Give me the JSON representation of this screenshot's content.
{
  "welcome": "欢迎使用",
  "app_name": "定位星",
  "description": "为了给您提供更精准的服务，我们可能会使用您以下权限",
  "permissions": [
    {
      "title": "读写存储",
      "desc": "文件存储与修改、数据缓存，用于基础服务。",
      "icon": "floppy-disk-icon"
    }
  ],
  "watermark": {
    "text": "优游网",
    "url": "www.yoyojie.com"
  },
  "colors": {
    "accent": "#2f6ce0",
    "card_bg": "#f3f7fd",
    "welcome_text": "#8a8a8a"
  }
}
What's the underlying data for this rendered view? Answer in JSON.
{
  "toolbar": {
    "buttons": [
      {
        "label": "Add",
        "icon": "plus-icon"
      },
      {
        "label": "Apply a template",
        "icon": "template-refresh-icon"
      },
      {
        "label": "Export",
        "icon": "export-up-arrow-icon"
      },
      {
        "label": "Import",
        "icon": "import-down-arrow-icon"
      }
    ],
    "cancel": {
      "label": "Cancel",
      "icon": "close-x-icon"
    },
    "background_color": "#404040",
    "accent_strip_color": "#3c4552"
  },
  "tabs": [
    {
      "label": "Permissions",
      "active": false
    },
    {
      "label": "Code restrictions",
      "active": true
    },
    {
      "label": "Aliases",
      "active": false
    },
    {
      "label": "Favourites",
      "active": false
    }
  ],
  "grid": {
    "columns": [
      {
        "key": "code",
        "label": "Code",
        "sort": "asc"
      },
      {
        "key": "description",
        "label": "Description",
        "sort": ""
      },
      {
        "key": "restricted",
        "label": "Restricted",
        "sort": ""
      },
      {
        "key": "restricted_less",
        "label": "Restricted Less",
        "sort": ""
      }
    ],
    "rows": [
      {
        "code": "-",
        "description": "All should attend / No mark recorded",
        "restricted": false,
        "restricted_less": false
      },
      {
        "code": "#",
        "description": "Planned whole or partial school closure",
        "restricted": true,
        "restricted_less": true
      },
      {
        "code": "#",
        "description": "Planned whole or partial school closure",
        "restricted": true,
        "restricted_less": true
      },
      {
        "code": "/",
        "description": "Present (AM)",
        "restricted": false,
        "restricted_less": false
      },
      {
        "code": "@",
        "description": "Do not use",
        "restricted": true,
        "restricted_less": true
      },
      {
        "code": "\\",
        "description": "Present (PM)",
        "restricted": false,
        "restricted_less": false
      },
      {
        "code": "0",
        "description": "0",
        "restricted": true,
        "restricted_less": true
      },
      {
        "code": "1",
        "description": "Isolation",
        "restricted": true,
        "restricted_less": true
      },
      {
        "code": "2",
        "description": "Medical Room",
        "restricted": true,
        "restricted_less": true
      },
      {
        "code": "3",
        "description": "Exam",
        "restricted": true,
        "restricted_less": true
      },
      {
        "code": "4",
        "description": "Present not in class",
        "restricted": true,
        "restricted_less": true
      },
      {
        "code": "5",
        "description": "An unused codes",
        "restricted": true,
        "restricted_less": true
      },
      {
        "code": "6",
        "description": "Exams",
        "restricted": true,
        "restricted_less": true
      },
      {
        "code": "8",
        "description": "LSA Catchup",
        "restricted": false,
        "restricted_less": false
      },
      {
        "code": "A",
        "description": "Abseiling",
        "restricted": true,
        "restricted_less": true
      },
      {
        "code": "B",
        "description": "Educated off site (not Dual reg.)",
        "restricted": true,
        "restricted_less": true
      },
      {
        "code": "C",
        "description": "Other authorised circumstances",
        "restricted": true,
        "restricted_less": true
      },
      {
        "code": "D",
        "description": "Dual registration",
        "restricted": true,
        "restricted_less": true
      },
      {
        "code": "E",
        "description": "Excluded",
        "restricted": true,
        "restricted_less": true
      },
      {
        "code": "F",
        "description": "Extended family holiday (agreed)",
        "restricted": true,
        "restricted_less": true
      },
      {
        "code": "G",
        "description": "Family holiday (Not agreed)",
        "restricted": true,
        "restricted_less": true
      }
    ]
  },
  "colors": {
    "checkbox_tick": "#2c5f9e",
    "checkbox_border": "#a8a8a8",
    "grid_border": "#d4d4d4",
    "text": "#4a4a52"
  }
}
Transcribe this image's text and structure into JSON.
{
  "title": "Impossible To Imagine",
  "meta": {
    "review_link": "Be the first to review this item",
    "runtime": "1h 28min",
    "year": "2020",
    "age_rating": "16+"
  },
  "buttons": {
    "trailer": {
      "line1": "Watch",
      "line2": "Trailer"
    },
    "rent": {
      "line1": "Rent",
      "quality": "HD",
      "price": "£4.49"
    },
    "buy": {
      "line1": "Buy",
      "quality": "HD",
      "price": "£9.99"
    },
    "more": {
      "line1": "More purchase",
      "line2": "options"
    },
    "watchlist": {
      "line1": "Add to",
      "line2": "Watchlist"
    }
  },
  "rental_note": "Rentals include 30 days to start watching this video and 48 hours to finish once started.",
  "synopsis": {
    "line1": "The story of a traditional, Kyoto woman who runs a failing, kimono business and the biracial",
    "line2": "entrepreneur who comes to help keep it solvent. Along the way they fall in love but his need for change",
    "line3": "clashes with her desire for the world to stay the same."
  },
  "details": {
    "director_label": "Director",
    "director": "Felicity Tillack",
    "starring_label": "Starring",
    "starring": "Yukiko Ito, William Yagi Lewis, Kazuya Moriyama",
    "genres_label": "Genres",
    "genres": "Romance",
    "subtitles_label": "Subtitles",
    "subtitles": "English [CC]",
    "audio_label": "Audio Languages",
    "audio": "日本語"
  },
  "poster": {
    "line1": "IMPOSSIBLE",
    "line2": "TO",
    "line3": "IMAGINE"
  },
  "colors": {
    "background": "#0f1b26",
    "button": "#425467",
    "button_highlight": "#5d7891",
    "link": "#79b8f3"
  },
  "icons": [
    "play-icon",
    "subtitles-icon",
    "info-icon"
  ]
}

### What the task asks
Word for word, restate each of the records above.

### Output of the task
Give me the JSON representation of this screenshot's content.
{
  "welcome": "欢迎使用",
  "app_name": "定位星",
  "description": "为了给您提供更精准的服务，我们可能会使用您以下权限",
  "permissions": [
    {
      "title": "读写存储",
      "desc": "文件存储与修改、数据缓存，用于基础服务。",
      "icon": "floppy-disk-icon"
    }
  ],
  "watermark": {
    "text": "优游网",
    "url": "www.yoyojie.com"
  },
  "colors": {
    "accent": "#2f6ce0",
    "card_bg": "#f3f7fd",
    "welcome_text": "#8a8a8a"
  }
}
What's the underlying data for this rendered view? Answer in JSON.
{
  "toolbar": {
    "buttons": [
      {
        "label": "Add",
        "icon": "plus-icon"
      },
      {
        "label": "Apply a template",
        "icon": "template-refresh-icon"
      },
      {
        "label": "Export",
        "icon": "export-up-arrow-icon"
      },
      {
        "label": "Import",
        "icon": "import-down-arrow-icon"
      }
    ],
    "cancel": {
      "label": "Cancel",
      "icon": "close-x-icon"
    },
    "background_color": "#404040",
    "accent_strip_color": "#3c4552"
  },
  "tabs": [
    {
      "label": "Permissions",
      "active": false
    },
    {
      "label": "Code restrictions",
      "active": true
    },
    {
      "label": "Aliases",
      "active": false
    },
    {
      "label": "Favourites",
      "active": false
    }
  ],
  "grid": {
    "columns": [
      {
        "key": "code",
        "label": "Code",
        "sort": "asc"
      },
      {
        "key": "description",
        "label": "Description",
        "sort": ""
      },
      {
        "key": "restricted",
        "label": "Restricted",
        "sort": ""
      },
      {
        "key": "restricted_less",
        "label": "Restricted Less",
        "sort": ""
      }
    ],
    "rows": [
      {
        "code": "-",
        "description": "All should attend / No mark recorded",
        "restricted": false,
        "restricted_less": false
      },
      {
        "code": "#",
        "description": "Planned whole or partial school closure",
        "restricted": true,
        "restricted_less": true
      },
      {
        "code": "#",
        "description": "Planned whole or partial school closure",
        "restricted": true,
        "restricted_less": true
      },
      {
        "code": "/",
        "description": "Present (AM)",
        "restricted": false,
        "restricted_less": false
      },
      {
        "code": "@",
        "description": "Do not use",
        "restricted": true,
        "restricted_less": true
      },
      {
        "code": "\\",
        "description": "Present (PM)",
        "restricted": false,
        "restricted_less": false
      },
      {
        "code": "0",
        "description": "0",
        "restricted": true,
        "restricted_less": true
      },
      {
        "code": "1",
        "description": "Isolation",
        "restricted": true,
        "restricted_less": true
      },
      {
        "code": "2",
        "description": "Medical Room",
        "restricted": true,
        "restricted_less": true
      },
      {
        "code": "3",
        "description": "Exam",
        "restricted": true,
        "restricted_less": true
      },
      {
        "code": "4",
        "description": "Present not in class",
        "restricted": true,
        "restricted_less": true
      },
      {
        "code": "5",
        "description": "An unused codes",
        "restricted": true,
        "restricted_less": true
      },
      {
        "code": "6",
        "description": "Exams",
        "restricted": true,
        "restricted_less": true
      },
      {
        "code": "8",
        "description": "LSA Catchup",
        "restricted": false,
        "restricted_less": false
      },
      {
        "code": "A",
        "description": "Abseiling",
        "restricted": true,
        "restricted_less": true
      },
      {
        "code": "B",
        "description": "Educated off site (not Dual reg.)",
        "restricted": true,
        "restricted_less": true
      },
      {
        "code": "C",
        "description": "Other authorised circumstances",
        "restricted": true,
        "restricted_less": true
      },
      {
        "code": "D",
        "description": "Dual registration",
        "restricted": true,
        "restricted_less": true
      },
      {
        "code": "E",
        "description": "Excluded",
        "restricted": true,
        "restricted_less": true
      },
      {
        "code": "F",
        "description": "Extended family holiday (agreed)",
        "restricted": true,
        "restricted_less": true
      },
      {
        "code": "G",
        "description": "Family holiday (Not agreed)",
        "restricted": true,
        "restricted_less": true
      }
    ]
  },
  "colors": {
    "checkbox_tick": "#2c5f9e",
    "checkbox_border": "#a8a8a8",
    "grid_border": "#d4d4d4",
    "text": "#4a4a52"
  }
}
Transcribe this image's text and structure into JSON.
{
  "title": "Impossible To Imagine",
  "meta": {
    "review_link": "Be the first to review this item",
    "runtime": "1h 28min",
    "year": "2020",
    "age_rating": "16+"
  },
  "buttons": {
    "trailer": {
      "line1": "Watch",
      "line2": "Trailer"
    },
    "rent": {
      "line1": "Rent",
      "quality": "HD",
      "price": "£4.49"
    },
    "buy": {
      "line1": "Buy",
      "quality": "HD",
      "price": "£9.99"
    },
    "more": {
      "line1": "More purchase",
      "line2": "options"
    },
    "watchlist": {
      "line1": "Add to",
      "line2": "Watchlist"
    }
  },
  "rental_note": "Rentals include 30 days to start watching this video and 48 hours to finish once started.",
  "synopsis": {
    "line1": "The story of a traditional, Kyoto woman who runs a failing, kimono business and the biracial",
    "line2": "entrepreneur who comes to help keep it solvent. Along the way they fall in love but his need for change",
    "line3": "clashes with her desire for the world to stay the same."
  },
  "details": {
    "director_label": "Director",
    "director": "Felicity Tillack",
    "starring_label": "Starring",
    "starring": "Yukiko Ito, William Yagi Lewis, Kazuya Moriyama",
    "genres_label": "Genres",
    "genres": "Romance",
    "subtitles_label": "Subtitles",
    "subtitles": "English [CC]",
    "audio_label": "Audio Languages",
    "audio": "日本語"
  },
  "poster": {
    "line1": "IMPOSSIBLE",
    "line2": "TO",
    "line3": "IMAGINE"
  },
  "colors": {
    "background": "#0f1b26",
    "button": "#425467",
    "button_highlight": "#5d7891",
    "link": "#79b8f3"
  },
  "icons": [
    "play-icon",
    "subtitles-icon",
    "info-icon"
  ]
}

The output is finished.